Here's something related to the idea of tolerance, so I thought it'd be good to bring it up: working hard on ourselves and what that means.
Just like the word Tolerance, people develop narrow definitions, and particular feelings about, the term "working on ourselves."
When I talk to someone about what it means to work on herself and if she feels like she is working on herself, usually she'll come up with an idealistic, perfectionistic vision of what working on herself is "supposed" to look like. I'm not even sure I can describe what her version looks like (mostly because she can't either! She only "knows" that it means to be "pushing" herself really, really hard). What I can say is that the version doesn't usually include things like rest or paying attention to what she really might want or need.
Her version is something like all out sprinting- going full out without ever letting up and just wearing yourself out by the end of a brief period of time- it's like she feels that doing this would "prove" she's working hard enough or doing it "right" or something...
We should really explore what working on ourselves is and how it truly looks. I was talking to someone the other day who had this exact "sprinting" mentality about working on herself- and because of this she wasn't recognizing all the ways she actually was working (and quite successfully I might add!) on herself.
I think we need a list (haven't had one in SO long...), so here's "7 Things Working on Ourselves Could Look Like" 1. noticing what we feel like in any given moment 2. having that last bite of bagel even though we don't want to 3. calling a friend when we feel lonely, instead of hiding and reinforcing our belief that "no one wants" us to call 4. ending a run/walk/whatever 25 seconds early if we feel like it in the moment, or if our legs have just had it for the day (this one is for those of you who should be moving around in the first place!

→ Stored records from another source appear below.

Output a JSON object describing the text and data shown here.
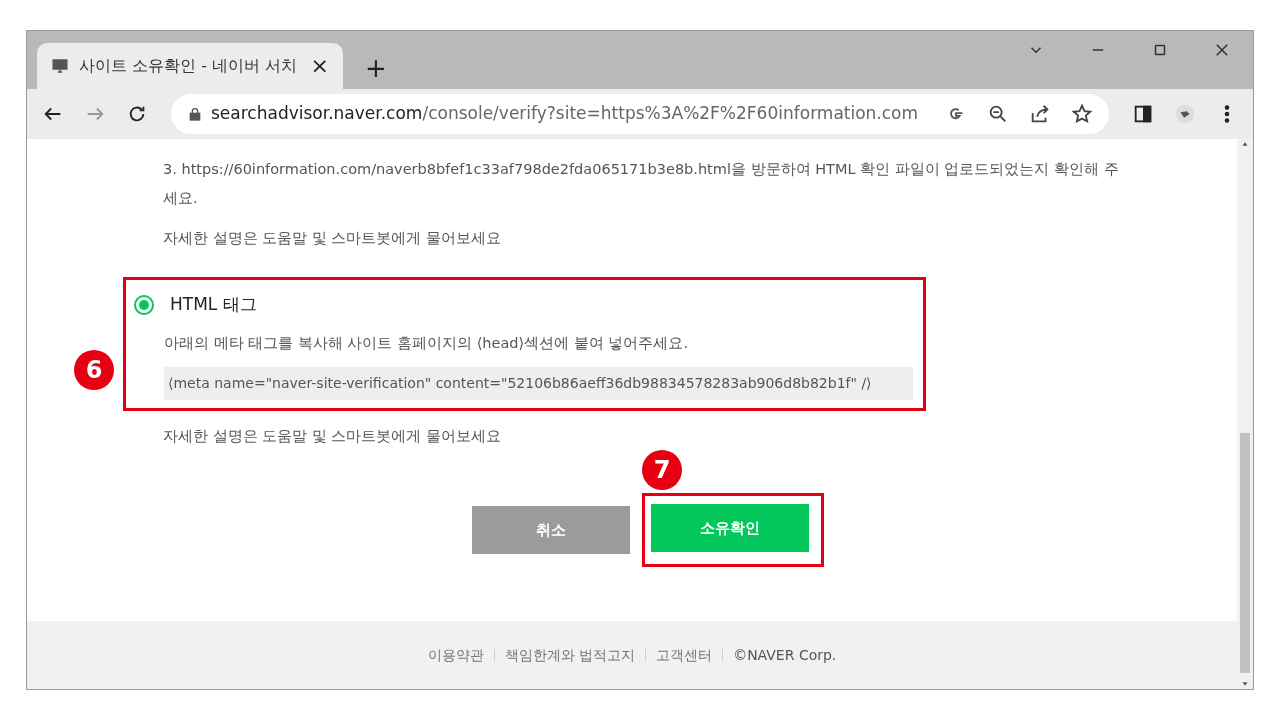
{
  "browser": {
    "tab": {
      "title": "사이트 소유확인 - 네이버 서치",
      "close": "×"
    },
    "new_tab": "+",
    "address": {
      "host": "searchadvisor.naver.com",
      "path": "/console/verify?site=https%3A%2F%2F60information.com"
    },
    "forward_disabled": true
  },
  "step": "3. https://60information.com/naverb8bfef1c33af798de2fda065171b3e8b.html을 방문하여 HTML 확인 파일이 업로드되었는지 확인해 주세요.",
  "help_text_1": "자세한 설명은 도움말 및 스마트봇에게 물어보세요",
  "method": {
    "label": "HTML 태그",
    "selected": true,
    "annotation": "6",
    "description": "아래의 메타 태그를 복사해 사이트 홈페이지의 ⟨head⟩섹션에 붙여 넣어주세요.",
    "code": "⟨meta name=\"naver-site-verification\" content=\"52106b86aeff36db98834578283ab906d8b82b1f\" /⟩"
  },
  "help_text_2": "자세한 설명은 도움말 및 스마트봇에게 물어보세요",
  "buttons": [
    {
      "label": "취소",
      "kind": "cancel"
    },
    {
      "label": "소유확인",
      "kind": "confirm",
      "annotation": "7"
    }
  ],
  "footer": {
    "links": [
      "이용약관",
      "책임한계와 법적고지",
      "고객센터"
    ],
    "copyright": "©NAVER Corp."
  }
}
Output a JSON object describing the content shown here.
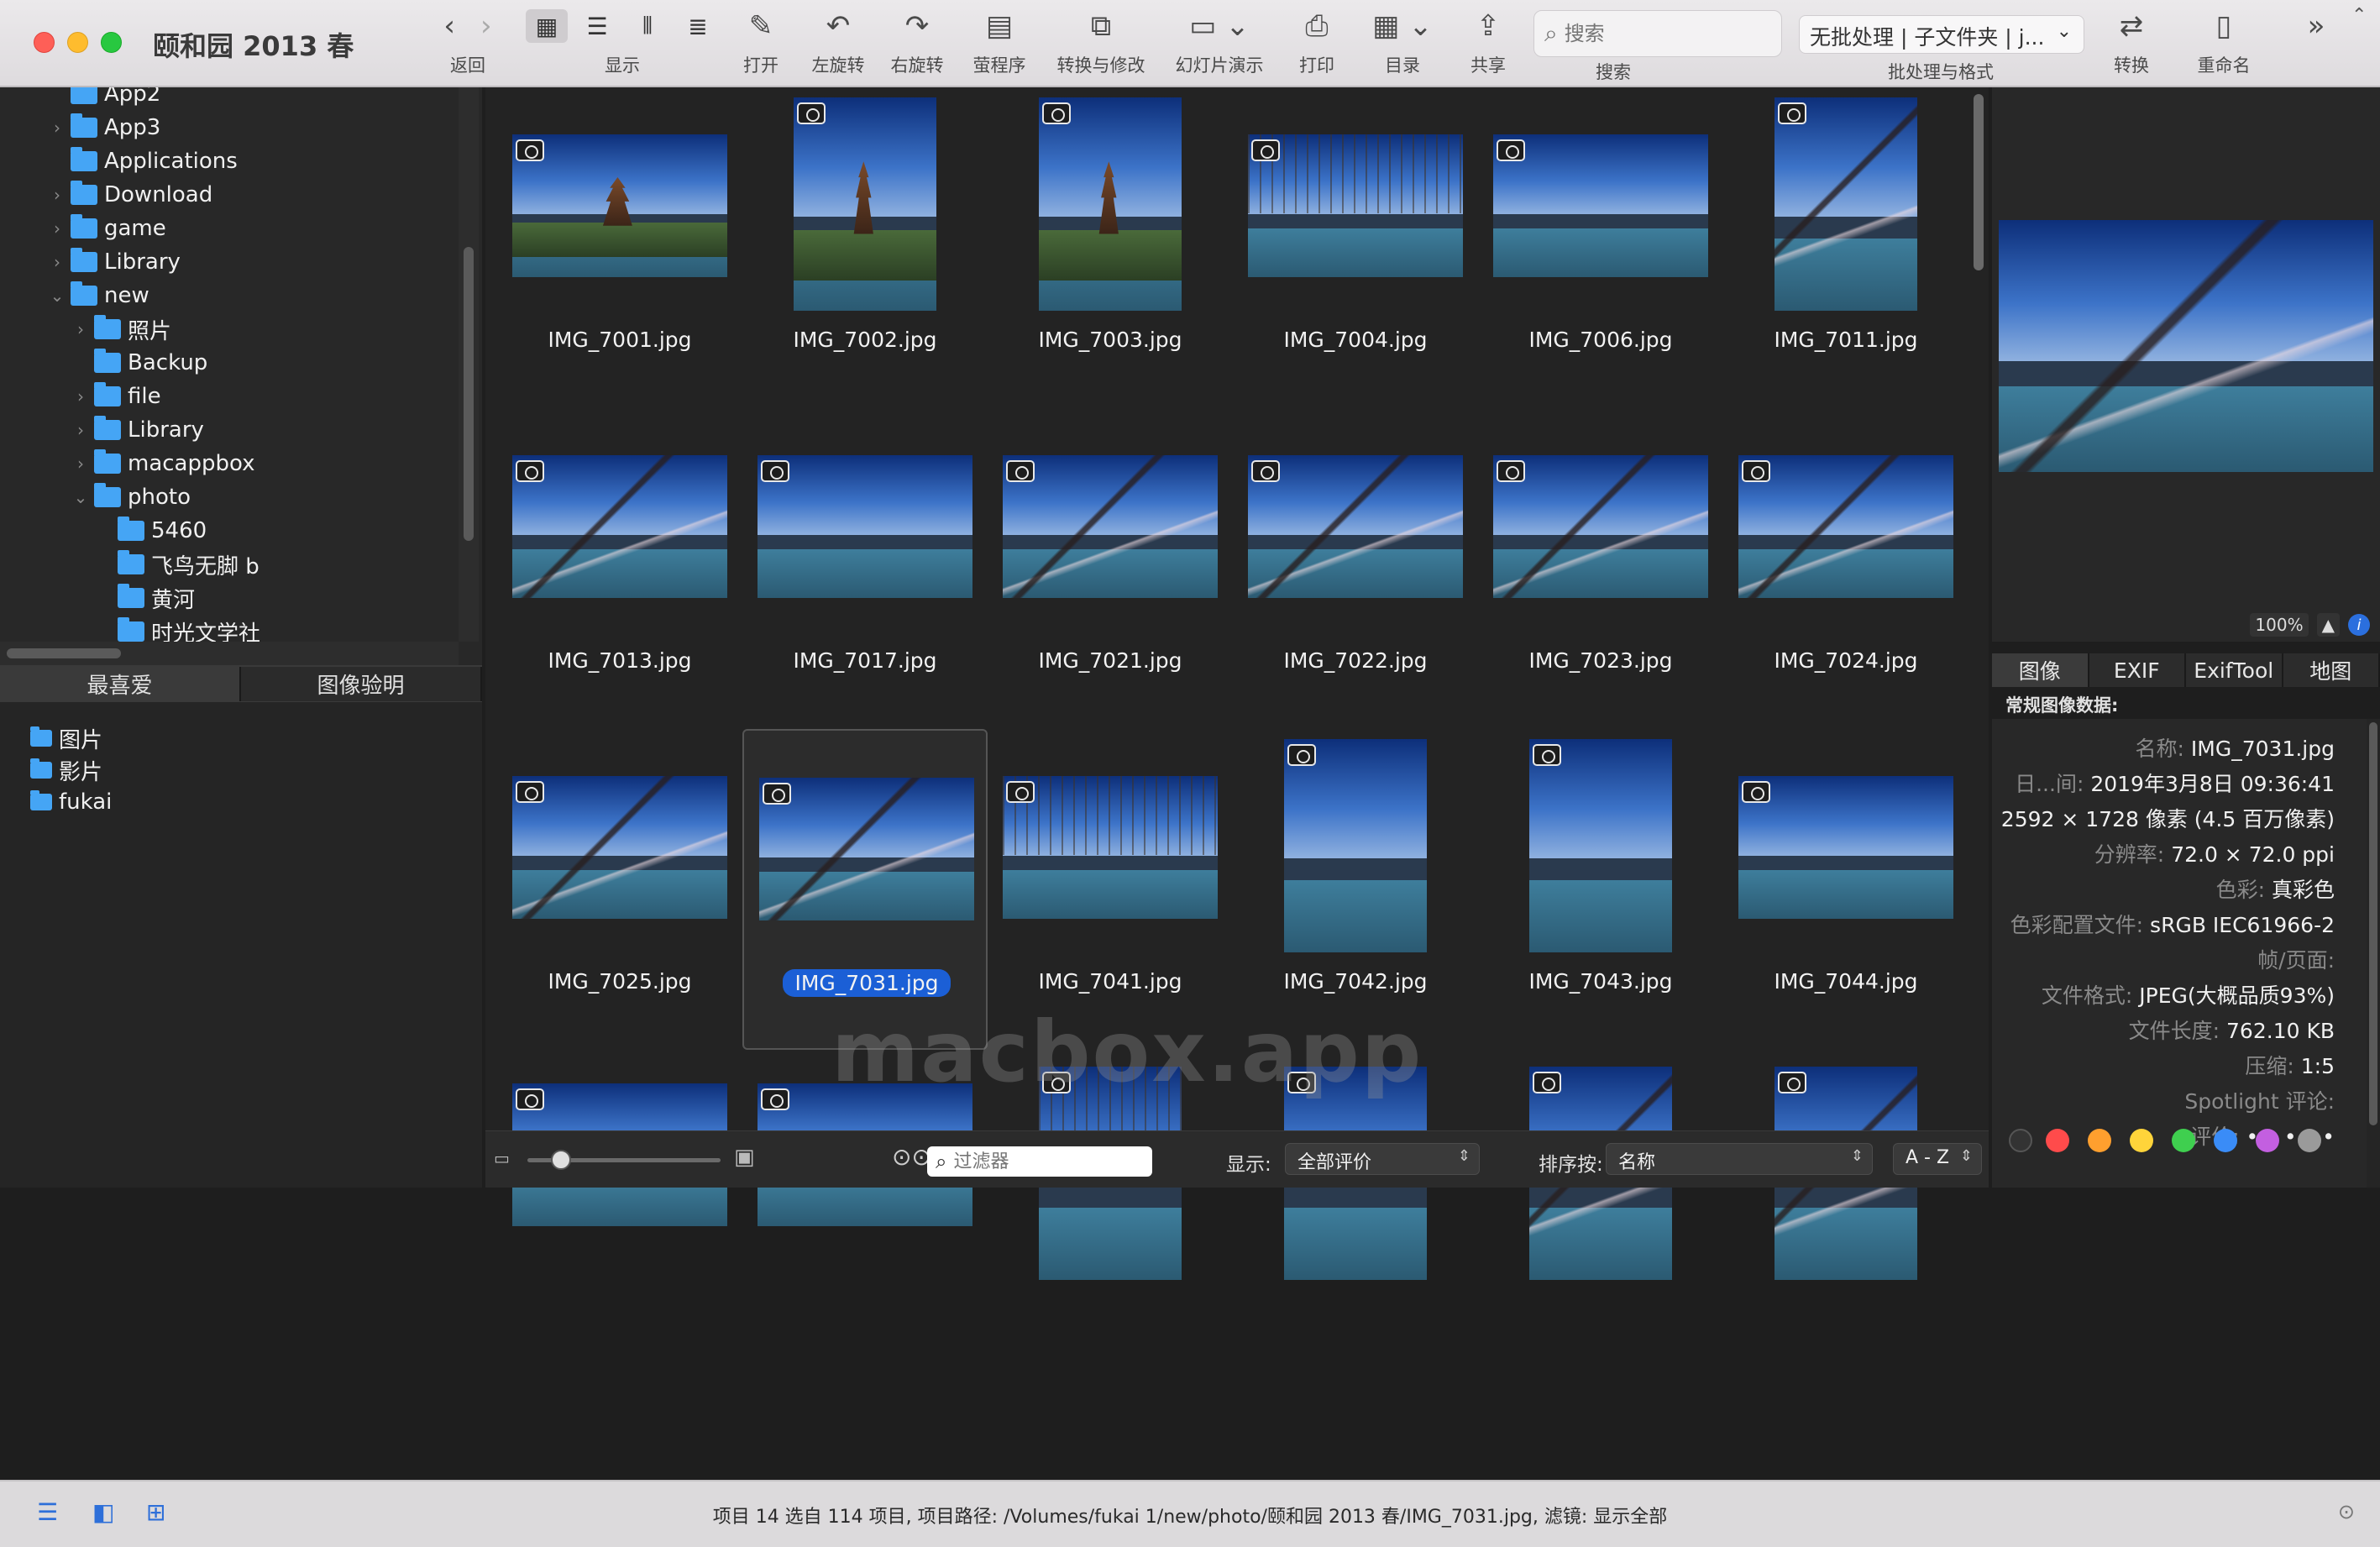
{
  "window": {
    "title": "颐和园 2013 春"
  },
  "toolbar": {
    "back_label": "返回",
    "display_label": "显示",
    "open_label": "打开",
    "rotate_left_label": "左旋转",
    "rotate_right_label": "右旋转",
    "slideshow_program_label": "萤程序",
    "convert_modify_label": "转换与修改",
    "slideshow_label": "幻灯片演示",
    "print_label": "打印",
    "catalog_label": "目录",
    "share_label": "共享",
    "search_placeholder": "搜索",
    "search_label": "搜索",
    "batch_value": "无批处理 | 子文件夹 | j...",
    "batch_label": "批处理与格式",
    "convert_label": "转换",
    "rename_label": "重命名"
  },
  "tree": [
    {
      "label": "App2",
      "depth": 0,
      "expand": ""
    },
    {
      "label": "App3",
      "depth": 0,
      "expand": "›"
    },
    {
      "label": "Applications",
      "depth": 0,
      "expand": ""
    },
    {
      "label": "Download",
      "depth": 0,
      "expand": "›"
    },
    {
      "label": "game",
      "depth": 0,
      "expand": "›"
    },
    {
      "label": "Library",
      "depth": 0,
      "expand": "›"
    },
    {
      "label": "new",
      "depth": 0,
      "expand": "⌄"
    },
    {
      "label": "照片",
      "depth": 1,
      "expand": "›"
    },
    {
      "label": "Backup",
      "depth": 1,
      "expand": ""
    },
    {
      "label": "file",
      "depth": 1,
      "expand": "›"
    },
    {
      "label": "Library",
      "depth": 1,
      "expand": "›"
    },
    {
      "label": "macappbox",
      "depth": 1,
      "expand": "›"
    },
    {
      "label": "photo",
      "depth": 1,
      "expand": "⌄"
    },
    {
      "label": "5460",
      "depth": 2,
      "expand": ""
    },
    {
      "label": "飞鸟无脚 b",
      "depth": 2,
      "expand": ""
    },
    {
      "label": "黄河",
      "depth": 2,
      "expand": ""
    },
    {
      "label": "时光文学社",
      "depth": 2,
      "expand": ""
    }
  ],
  "favorites": {
    "tab_favorites": "最喜爱",
    "tab_image_check": "图像验明",
    "items": [
      "图片",
      "影片",
      "fukai"
    ]
  },
  "thumbnails": [
    {
      "name": "IMG_7001.jpg",
      "style": "pagoda",
      "orient": "landscape"
    },
    {
      "name": "IMG_7002.jpg",
      "style": "pagoda",
      "orient": "portrait"
    },
    {
      "name": "IMG_7003.jpg",
      "style": "pagoda",
      "orient": "portrait"
    },
    {
      "name": "IMG_7004.jpg",
      "style": "willow",
      "orient": "landscape"
    },
    {
      "name": "IMG_7006.jpg",
      "style": "lake",
      "orient": "landscape"
    },
    {
      "name": "IMG_7011.jpg",
      "style": "branch",
      "orient": "portrait"
    },
    {
      "name": "IMG_7013.jpg",
      "style": "branch",
      "orient": "landscape"
    },
    {
      "name": "IMG_7017.jpg",
      "style": "lake",
      "orient": "landscape"
    },
    {
      "name": "IMG_7021.jpg",
      "style": "branch",
      "orient": "landscape"
    },
    {
      "name": "IMG_7022.jpg",
      "style": "branch",
      "orient": "landscape"
    },
    {
      "name": "IMG_7023.jpg",
      "style": "branch",
      "orient": "landscape"
    },
    {
      "name": "IMG_7024.jpg",
      "style": "branch",
      "orient": "landscape"
    },
    {
      "name": "IMG_7025.jpg",
      "style": "branch",
      "orient": "landscape"
    },
    {
      "name": "IMG_7031.jpg",
      "style": "branch",
      "orient": "landscape",
      "selected": true
    },
    {
      "name": "IMG_7041.jpg",
      "style": "willow",
      "orient": "landscape"
    },
    {
      "name": "IMG_7042.jpg",
      "style": "lake",
      "orient": "portrait"
    },
    {
      "name": "IMG_7043.jpg",
      "style": "lake",
      "orient": "portrait"
    },
    {
      "name": "IMG_7044.jpg",
      "style": "lake",
      "orient": "landscape"
    },
    {
      "name": "",
      "style": "lake",
      "orient": "landscape"
    },
    {
      "name": "",
      "style": "lake",
      "orient": "landscape"
    },
    {
      "name": "",
      "style": "willow",
      "orient": "portrait"
    },
    {
      "name": "",
      "style": "lake",
      "orient": "portrait"
    },
    {
      "name": "",
      "style": "branch",
      "orient": "portrait"
    },
    {
      "name": "",
      "style": "branch",
      "orient": "portrait"
    }
  ],
  "watermark": "macbox.app",
  "grid_bottom": {
    "filter_placeholder": "过滤器",
    "display_label": "显示:",
    "display_value": "全部评价",
    "sort_label": "排序按:",
    "sort_value": "名称",
    "order_value": "A - Z"
  },
  "preview": {
    "zoom": "100%"
  },
  "meta_tabs": [
    "图像",
    "EXIF",
    "ExifTool",
    "地图"
  ],
  "meta_header": "常规图像数据:",
  "metadata": [
    {
      "k": "名称:",
      "v": "IMG_7031.jpg"
    },
    {
      "k": "日...间:",
      "v": "2019年3月8日 09:36:41"
    },
    {
      "k": ":",
      "v": "2592 × 1728 像素 (4.5 百万像素)"
    },
    {
      "k": "分辨率:",
      "v": "72.0 × 72.0 ppi"
    },
    {
      "k": "色彩:",
      "v": "真彩色"
    },
    {
      "k": "色彩配置文件:",
      "v": "sRGB IEC61966-2"
    },
    {
      "k": "帧/页面:",
      "v": ""
    },
    {
      "k": "文件格式:",
      "v": "JPEG(大概品质93%)"
    },
    {
      "k": "文件长度:",
      "v": "762.10 KB"
    },
    {
      "k": "压缩:",
      "v": "1:5"
    },
    {
      "k": "Spotlight 评论:",
      "v": ""
    },
    {
      "k": "评价:",
      "v": "• • • • •"
    }
  ],
  "color_labels": [
    "#ff4b4b",
    "#ff9f2e",
    "#ffd43a",
    "#3fcf4f",
    "#3a8cf7",
    "#c35fe0",
    "#9a9a9a"
  ],
  "status": {
    "text": "项目 14 选自 114 项目, 项目路径: /Volumes/fukai 1/new/photo/颐和园 2013 春/IMG_7031.jpg, 滤镜: 显示全部"
  }
}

Not for those of you who for whom working on yourselves means you need to NOT move around these days) 5. telling the truth about what movie you'd like to see tonight, instead of "sucking it up" and "not having an opinion" when your friend asks "hey, what do you want to see?" 6. acknowledging that you are human, and therefore regular just like the rest of us 7.trying something new just because you've thought it sounded fun 8. doing something totally frivolous, just because you can.
Oops, that's 8. But I could go on and on with this list because working on ourselves really has infinite possibilities. The bottom line for the idea is "doing what we need to do right at this moment to further our evolution in relationship with ourselves." How's that for a basic definition?? It's totally off the top of my head, so I'm not pretending it's the end all be all definition... but it's not bad. You guys can add others- we can come up with some cool Bumper Sticker of The Week ideas I bet :)
Oh, one other thought for now- what constitutes working on ourselves is a dynamic, ever-changing thing, AND it can differ for all of us. Just as an example, for one person, telling the truth about what movie she wants to see may not be a big deal at all, or it may only be a challenge with certain friends, or only a challenge for some kinds of movies, or only randomly. And (because you knew you wouldn't get away without a scrupulously honest reminder!!!) here's where we have to be honest with ourselves. We have to tell ourselves the truth (which, of course, is working on ourselves) about what we really need to challenge ourselves to do in any particular situation. And it doesn't mean that working on ourselves has to be hard all the time (in fact, when we get good at it, a lot of the time we're in maitenance mode, where we simply keep doing what we've learned is right for us)- it just has to be what we need.